Germany's former president has been unable to escape controversy even after he stepped down over a scandal three weeks ago. His four living predecessors are set to stay away from his official farewell ceremony.
Controversy continued to surround former German President Christian Wulff on Thursday in the hours leading up to a torch-lit military parade to officially bid him farewell from office.
His four living predecessors in the post - Walter Scheel, Richard von Weizsäcker, Roman Herzog and Horst Köhler - have all declined to attend the ceremony, as has his designated successor, Joachim Gauck. Leading members of the opposition Social Democrats and the Green Party have also said they will not attend.
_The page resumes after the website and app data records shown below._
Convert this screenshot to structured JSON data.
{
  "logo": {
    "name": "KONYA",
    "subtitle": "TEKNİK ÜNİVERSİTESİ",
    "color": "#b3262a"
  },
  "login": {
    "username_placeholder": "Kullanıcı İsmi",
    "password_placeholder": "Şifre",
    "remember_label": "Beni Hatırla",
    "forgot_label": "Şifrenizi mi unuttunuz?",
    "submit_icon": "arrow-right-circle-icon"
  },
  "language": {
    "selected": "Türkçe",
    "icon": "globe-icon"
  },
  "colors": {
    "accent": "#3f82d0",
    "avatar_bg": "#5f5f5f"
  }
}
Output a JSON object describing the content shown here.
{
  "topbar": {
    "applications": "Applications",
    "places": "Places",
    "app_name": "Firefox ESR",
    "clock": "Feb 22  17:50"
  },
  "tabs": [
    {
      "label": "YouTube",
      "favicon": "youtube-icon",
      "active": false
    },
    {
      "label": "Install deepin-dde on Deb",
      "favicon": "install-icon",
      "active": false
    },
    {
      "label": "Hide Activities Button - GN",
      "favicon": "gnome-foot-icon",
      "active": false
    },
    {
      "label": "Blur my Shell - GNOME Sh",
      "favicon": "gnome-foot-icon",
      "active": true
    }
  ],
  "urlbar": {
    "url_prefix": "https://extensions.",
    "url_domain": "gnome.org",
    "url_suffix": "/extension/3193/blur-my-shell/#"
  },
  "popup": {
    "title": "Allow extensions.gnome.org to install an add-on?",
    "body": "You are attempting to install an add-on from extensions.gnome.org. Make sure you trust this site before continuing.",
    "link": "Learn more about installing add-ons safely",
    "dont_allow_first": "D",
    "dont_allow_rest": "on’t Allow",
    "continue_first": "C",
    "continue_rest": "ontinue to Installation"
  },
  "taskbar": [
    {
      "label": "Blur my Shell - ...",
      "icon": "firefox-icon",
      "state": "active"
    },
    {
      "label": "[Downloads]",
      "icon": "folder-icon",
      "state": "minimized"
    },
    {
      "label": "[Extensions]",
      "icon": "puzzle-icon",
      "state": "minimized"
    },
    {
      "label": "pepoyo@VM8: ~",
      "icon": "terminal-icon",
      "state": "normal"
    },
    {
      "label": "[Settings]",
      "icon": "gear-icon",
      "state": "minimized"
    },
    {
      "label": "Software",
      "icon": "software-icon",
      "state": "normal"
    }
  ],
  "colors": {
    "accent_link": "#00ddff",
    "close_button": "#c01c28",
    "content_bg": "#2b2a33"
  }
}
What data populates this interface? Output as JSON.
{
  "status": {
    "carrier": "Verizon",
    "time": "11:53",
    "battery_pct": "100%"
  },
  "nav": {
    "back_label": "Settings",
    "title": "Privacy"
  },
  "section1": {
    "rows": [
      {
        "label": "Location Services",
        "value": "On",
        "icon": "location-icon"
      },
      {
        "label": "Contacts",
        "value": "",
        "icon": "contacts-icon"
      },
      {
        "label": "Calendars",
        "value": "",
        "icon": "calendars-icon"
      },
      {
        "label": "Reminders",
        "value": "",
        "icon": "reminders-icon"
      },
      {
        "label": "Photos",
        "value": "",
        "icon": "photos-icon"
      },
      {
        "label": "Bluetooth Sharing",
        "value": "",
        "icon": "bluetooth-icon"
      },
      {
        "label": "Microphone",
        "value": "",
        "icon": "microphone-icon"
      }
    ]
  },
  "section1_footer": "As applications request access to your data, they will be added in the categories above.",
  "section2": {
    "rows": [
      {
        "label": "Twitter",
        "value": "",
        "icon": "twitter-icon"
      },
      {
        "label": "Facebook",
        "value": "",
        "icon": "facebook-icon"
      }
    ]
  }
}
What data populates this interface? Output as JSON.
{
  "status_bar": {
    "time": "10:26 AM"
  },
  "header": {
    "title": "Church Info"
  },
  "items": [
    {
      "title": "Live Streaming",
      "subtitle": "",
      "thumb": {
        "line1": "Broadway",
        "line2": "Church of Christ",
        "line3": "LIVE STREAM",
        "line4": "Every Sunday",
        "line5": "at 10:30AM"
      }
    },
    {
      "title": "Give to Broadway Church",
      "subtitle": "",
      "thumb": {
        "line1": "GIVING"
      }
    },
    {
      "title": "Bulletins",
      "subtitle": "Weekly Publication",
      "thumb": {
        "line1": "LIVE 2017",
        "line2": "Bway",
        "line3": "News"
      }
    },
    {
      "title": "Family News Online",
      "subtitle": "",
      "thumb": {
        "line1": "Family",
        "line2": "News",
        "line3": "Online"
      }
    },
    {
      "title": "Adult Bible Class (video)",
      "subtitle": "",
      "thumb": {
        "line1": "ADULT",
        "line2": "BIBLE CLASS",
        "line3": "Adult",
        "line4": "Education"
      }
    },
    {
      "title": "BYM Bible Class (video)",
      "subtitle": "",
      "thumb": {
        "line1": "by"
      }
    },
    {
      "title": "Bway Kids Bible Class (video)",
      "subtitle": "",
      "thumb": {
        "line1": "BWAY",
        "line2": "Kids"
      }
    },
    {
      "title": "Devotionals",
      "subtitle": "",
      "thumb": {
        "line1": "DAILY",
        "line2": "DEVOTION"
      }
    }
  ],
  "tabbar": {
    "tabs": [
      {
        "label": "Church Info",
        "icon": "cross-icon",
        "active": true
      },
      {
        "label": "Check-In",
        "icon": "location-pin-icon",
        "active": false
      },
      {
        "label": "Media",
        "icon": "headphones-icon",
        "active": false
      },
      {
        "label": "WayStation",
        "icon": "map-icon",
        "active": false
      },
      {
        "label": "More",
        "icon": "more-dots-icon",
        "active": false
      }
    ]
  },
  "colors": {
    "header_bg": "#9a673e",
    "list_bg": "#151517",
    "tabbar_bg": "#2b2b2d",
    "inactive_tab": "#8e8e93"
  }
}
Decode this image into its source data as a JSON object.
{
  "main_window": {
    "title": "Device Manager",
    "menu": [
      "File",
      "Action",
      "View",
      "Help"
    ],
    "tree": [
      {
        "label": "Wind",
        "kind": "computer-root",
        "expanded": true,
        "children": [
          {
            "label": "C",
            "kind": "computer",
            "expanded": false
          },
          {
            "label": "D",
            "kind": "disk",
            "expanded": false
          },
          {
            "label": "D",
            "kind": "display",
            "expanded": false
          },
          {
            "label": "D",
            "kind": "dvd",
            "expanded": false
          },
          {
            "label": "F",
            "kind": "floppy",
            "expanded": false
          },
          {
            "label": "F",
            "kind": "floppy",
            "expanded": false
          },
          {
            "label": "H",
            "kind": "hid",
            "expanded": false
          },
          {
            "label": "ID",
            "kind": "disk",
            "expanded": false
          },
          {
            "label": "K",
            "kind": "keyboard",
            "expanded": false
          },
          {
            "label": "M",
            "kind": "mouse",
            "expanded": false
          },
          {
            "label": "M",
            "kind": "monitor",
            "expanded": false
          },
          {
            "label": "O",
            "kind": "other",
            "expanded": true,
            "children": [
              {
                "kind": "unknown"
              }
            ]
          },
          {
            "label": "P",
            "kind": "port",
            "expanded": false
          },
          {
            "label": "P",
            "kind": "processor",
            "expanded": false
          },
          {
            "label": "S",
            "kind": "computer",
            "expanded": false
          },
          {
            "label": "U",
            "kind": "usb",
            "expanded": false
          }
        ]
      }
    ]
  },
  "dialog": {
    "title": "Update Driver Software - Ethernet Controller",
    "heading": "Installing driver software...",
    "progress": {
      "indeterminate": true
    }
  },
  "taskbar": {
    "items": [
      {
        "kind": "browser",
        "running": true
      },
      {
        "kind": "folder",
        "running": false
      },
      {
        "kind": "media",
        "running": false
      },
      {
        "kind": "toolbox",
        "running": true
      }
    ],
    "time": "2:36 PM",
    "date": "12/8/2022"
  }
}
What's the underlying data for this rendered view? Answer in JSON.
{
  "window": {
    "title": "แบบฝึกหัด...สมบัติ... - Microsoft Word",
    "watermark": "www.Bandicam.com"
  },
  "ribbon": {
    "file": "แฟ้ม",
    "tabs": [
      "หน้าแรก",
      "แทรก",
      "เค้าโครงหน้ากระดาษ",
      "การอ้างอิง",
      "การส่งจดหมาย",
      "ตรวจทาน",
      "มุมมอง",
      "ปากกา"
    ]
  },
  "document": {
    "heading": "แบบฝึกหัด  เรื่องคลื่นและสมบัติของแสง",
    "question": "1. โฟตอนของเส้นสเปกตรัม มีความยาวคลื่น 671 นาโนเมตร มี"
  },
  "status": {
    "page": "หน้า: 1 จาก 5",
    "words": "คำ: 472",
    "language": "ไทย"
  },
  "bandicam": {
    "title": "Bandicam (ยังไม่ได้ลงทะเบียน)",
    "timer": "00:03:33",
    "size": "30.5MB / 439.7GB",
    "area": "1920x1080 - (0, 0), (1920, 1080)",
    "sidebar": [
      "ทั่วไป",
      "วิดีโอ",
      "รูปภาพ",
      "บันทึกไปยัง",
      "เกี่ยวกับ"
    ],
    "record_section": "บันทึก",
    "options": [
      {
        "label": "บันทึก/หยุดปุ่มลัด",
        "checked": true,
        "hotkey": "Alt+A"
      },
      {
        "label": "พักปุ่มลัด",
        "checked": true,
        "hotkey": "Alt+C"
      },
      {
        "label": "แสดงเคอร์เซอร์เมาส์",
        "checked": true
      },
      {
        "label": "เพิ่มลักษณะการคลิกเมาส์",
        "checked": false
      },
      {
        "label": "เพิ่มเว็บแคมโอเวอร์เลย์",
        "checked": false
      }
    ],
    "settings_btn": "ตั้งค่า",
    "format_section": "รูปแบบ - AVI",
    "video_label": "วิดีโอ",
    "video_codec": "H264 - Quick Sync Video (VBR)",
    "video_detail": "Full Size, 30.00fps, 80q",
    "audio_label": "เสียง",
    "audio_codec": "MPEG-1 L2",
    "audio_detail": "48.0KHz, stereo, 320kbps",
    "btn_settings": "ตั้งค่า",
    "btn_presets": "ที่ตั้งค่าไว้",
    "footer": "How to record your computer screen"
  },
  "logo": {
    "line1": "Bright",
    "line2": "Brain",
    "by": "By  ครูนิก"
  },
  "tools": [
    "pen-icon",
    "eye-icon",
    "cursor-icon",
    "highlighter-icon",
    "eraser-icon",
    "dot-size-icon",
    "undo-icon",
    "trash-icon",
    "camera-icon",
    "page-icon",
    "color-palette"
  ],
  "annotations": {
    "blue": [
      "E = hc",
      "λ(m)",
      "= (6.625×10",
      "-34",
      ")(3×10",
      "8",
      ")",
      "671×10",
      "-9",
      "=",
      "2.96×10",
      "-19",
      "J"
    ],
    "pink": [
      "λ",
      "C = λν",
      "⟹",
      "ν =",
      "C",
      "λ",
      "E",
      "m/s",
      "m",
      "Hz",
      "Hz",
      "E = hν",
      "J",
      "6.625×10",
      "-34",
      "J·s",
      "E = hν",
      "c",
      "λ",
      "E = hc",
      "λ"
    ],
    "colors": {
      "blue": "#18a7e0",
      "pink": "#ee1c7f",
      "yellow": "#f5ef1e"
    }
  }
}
The military parade Wulff is to receive at the presidential residence, Berlin's Bellevue Palace, is regarded as a special honor and is reserved for outgoing German presidents, chancellors and defense ministers.
However the circumstances of Wulff's resignation three weeks ago has led many to question whether he is worthy of the ceremony.
The former president had first come under pressure late last year, after the mass-circulation Bild newspaper reported that Wulff had accepted a 500,000-euro ($659,000) mortgage at favorable conditions from the wife of a wealthy businessman. When asked by the Lower Saxony assembly whether he had any ties to the businessman in question, Wulff said he did not.
The controversy grew when it emerged weeks later that Wulff had left an angry message on the voice mail of the newspaper's editor-in-chief to demand Bild not publish the story.
The decision by prosecutors to seek to have his immunity lifted came after they found evidence to warrant an "initial suspicion" that he had improperly accepted benefits from or granted them to a film-producer friend. Wulff denied allegations that this friend had paid for a stay at a luxury hotel in 2007.
There has also been controversy about the fact that the 52-year-old Wulff is to receive an annual stipend of 199,000 euros ($262,000), despite the circumstances of his resignation and the fact that he was in office for less than two years.
pfd/acb (dpa, Reuters)